Asthma is a growing public health concern in North America: it is the leading cause of chronic illness among children and the rates for children are steadily increasing. It is also an illness which disproportionately effects people in low socio-economic statuses and its symptoms are exacerbated by compromised indoor and outdoor air quality.
One of the ways this public health problem is being addressed in Seattle is through innovations in the built environment. In the High Point neighborhood in West Seattle, 35 Breath Easy homes targeted for low-income renters are helping to mitigate the impact of asthma and hoping to reduce asthma attacks by improving indoor air quality.
Breath Easy Homes include:
- Airtight construction, insulated windows and an insulated foundation, minimizing dust, pollen and other contaminants that can enter from outside.
- Positive ventilation to remove stale air and filter incoming fresh air.
- Hydronic, instead of forced-air heating, reducing airborne particles and organisms.

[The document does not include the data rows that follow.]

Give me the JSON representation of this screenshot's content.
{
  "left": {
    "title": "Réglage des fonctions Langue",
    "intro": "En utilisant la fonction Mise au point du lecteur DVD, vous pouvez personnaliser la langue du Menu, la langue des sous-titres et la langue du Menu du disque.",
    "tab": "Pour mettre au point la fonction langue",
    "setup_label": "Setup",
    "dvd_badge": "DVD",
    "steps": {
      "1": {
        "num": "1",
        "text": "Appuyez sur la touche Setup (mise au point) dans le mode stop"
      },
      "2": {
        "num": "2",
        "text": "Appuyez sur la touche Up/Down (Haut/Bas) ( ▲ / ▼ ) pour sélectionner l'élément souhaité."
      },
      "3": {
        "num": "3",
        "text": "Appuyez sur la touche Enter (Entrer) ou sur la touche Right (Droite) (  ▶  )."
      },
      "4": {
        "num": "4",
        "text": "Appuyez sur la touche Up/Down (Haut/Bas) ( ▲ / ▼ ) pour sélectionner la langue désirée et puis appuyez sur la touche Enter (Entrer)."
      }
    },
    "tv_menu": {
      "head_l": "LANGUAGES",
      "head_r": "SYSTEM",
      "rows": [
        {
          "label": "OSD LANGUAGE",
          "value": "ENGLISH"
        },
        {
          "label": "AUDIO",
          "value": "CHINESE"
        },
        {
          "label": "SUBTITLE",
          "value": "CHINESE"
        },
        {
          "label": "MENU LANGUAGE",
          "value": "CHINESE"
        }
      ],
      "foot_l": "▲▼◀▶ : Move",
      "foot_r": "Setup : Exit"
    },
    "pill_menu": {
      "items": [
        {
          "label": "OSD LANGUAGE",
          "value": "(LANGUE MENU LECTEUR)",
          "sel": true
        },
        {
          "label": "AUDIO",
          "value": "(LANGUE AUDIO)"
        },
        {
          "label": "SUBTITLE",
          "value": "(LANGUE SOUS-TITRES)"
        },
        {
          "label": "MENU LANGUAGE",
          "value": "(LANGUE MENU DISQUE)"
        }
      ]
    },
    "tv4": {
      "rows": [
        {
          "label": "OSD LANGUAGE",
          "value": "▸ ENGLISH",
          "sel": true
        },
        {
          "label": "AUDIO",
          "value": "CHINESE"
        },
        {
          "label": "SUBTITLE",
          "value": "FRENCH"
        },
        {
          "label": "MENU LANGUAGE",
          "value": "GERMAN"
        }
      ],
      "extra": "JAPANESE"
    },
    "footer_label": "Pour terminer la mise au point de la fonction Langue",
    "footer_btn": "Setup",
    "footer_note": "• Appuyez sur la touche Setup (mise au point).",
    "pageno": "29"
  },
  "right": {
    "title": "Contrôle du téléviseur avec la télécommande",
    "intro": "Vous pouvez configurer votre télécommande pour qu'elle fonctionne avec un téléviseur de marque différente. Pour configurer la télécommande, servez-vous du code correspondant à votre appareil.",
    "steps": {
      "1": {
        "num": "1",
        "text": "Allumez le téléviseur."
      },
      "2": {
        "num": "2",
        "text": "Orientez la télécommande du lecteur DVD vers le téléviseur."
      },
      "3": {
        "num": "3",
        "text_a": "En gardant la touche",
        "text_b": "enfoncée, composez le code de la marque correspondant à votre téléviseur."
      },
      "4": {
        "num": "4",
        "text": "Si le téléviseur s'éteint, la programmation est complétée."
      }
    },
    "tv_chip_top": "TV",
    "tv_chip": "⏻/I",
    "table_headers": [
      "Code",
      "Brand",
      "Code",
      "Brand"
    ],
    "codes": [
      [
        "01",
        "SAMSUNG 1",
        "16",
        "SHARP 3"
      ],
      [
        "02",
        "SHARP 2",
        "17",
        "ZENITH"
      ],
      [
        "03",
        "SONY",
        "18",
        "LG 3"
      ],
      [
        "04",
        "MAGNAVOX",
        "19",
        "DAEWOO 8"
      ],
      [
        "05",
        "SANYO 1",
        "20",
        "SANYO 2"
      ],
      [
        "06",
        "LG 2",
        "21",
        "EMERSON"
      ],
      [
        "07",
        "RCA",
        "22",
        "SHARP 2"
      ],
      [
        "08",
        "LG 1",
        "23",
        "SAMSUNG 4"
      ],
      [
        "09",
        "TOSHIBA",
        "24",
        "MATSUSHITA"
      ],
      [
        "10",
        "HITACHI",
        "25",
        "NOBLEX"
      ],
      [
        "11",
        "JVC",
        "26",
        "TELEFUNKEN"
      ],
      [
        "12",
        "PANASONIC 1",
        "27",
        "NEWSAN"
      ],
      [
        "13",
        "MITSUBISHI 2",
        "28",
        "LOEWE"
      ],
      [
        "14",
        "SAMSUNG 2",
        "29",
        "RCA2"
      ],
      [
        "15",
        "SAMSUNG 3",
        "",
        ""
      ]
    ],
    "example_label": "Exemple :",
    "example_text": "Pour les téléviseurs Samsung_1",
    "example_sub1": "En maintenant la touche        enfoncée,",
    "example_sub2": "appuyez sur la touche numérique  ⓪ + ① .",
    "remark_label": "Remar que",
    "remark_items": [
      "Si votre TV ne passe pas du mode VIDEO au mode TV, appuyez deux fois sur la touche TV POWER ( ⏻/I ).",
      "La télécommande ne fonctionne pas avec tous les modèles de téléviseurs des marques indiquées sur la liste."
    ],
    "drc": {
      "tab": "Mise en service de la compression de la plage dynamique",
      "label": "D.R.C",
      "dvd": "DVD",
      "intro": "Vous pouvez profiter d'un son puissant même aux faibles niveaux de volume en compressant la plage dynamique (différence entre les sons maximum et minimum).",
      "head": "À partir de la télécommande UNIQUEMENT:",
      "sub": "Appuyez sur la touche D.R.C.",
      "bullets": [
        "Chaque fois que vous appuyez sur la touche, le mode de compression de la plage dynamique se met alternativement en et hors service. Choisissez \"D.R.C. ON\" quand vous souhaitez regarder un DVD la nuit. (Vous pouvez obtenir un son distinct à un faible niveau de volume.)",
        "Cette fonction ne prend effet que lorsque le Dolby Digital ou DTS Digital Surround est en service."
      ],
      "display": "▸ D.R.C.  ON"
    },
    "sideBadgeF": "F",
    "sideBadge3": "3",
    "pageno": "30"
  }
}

- Hard flooring surfaces such as linoleum, replacing carpet that can trap dust and allergens.
- Window blinds, instead of curtains, to reduce trapped dust.
- Low-VOC (volatile organic compounds) emitting paints and cabinetry materials, reducing potentially harmful chemicals in the air.
- A HEPA filter vacuum, efficiently removing dust and other toxins and debris.
- Landscaping designed to reduce seasonal pollens.
At High Point, residents were chosen to live in the Breathe Easy homes based on the severity of asthma and have agreed to participate in a study that will assess what kind of impact living in the homes has on their illness. The study is being conducted by King County Health Department and the University of Washington’s Dept. of Environmental and Occupational Health Sciences, School of Public Health and Community Medicine.